■ **Your goal**:
Reproduce each record exactly.
......
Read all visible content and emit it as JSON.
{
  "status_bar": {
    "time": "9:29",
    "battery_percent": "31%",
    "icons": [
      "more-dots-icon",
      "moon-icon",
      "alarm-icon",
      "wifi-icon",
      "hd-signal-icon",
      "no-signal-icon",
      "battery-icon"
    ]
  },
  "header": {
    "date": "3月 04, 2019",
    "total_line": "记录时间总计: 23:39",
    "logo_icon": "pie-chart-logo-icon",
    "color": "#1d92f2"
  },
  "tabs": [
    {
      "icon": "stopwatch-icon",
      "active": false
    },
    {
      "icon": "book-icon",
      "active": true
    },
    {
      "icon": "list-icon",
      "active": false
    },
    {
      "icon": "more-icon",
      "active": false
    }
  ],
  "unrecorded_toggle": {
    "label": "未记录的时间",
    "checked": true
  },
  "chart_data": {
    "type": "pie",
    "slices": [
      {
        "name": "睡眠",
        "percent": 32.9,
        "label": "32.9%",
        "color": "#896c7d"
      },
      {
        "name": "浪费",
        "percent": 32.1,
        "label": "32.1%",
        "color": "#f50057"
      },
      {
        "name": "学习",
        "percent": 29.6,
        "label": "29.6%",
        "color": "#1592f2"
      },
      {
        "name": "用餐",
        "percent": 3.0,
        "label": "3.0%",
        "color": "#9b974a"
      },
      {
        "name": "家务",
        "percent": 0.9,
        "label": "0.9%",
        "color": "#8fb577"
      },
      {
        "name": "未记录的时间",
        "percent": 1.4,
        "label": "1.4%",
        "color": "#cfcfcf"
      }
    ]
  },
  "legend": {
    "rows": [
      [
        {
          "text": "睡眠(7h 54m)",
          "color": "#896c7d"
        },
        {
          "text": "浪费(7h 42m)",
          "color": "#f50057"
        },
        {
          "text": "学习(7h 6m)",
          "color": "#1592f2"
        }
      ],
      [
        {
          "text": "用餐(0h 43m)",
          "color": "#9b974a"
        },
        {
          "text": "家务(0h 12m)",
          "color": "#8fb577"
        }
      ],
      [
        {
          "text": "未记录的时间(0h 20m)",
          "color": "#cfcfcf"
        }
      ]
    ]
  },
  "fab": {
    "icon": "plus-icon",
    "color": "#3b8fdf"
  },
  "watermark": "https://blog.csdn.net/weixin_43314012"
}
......
■ **Solution to the problem**:
Read all visible content and emit it as JSON.
{
  "status_bar": {
    "time": "9:29",
    "battery_percent": "31%",
    "icons": [
      "more-dots-icon",
      "moon-icon",
      "alarm-icon",
      "wifi-icon",
      "hd-signal-icon",
      "no-signal-icon",
      "battery-icon"
    ]
  },
  "header": {
    "date": "3月 04, 2019",
    "total_line": "记录时间总计: 23:39",
    "logo_icon": "pie-chart-logo-icon",
    "color": "#1d92f2"
  },
  "tabs": [
    {
      "icon": "stopwatch-icon",
      "active": false
    },
    {
      "icon": "book-icon",
      "active": true
    },
    {
      "icon": "list-icon",
      "active": false
    },
    {
      "icon": "more-icon",
      "active": false
    }
  ],
  "unrecorded_toggle": {
    "label": "未记录的时间",
    "checked": true
  },
  "chart_data": {
    "type": "pie",
    "slices": [
      {
        "name": "睡眠",
        "percent": 32.9,
        "label": "32.9%",
        "color": "#896c7d"
      },
      {
        "name": "浪费",
        "percent": 32.1,
        "label": "32.1%",
        "color": "#f50057"
      },
      {
        "name": "学习",
        "percent": 29.6,
        "label": "29.6%",
        "color": "#1592f2"
      },
      {
        "name": "用餐",
        "percent": 3.0,
        "label": "3.0%",
        "color": "#9b974a"
      },
      {
        "name": "家务",
        "percent": 0.9,
        "label": "0.9%",
        "color": "#8fb577"
      },
      {
        "name": "未记录的时间",
        "percent": 1.4,
        "label": "1.4%",
        "color": "#cfcfcf"
      }
    ]
  },
  "legend": {
    "rows": [
      [
        {
          "text": "睡眠(7h 54m)",
          "color": "#896c7d"
        },
        {
          "text": "浪费(7h 42m)",
          "color": "#f50057"
        },
        {
          "text": "学习(7h 6m)",
          "color": "#1592f2"
        }
      ],
      [
        {
          "text": "用餐(0h 43m)",
          "color": "#9b974a"
        },
        {
          "text": "家务(0h 12m)",
          "color": "#8fb577"
        }
      ],
      [
        {
          "text": "未记录的时间(0h 20m)",
          "color": "#cfcfcf"
        }
      ]
    ]
  },
  "fab": {
    "icon": "plus-icon",
    "color": "#3b8fdf"
  },
  "watermark": "https://blog.csdn.net/weixin_43314012"
}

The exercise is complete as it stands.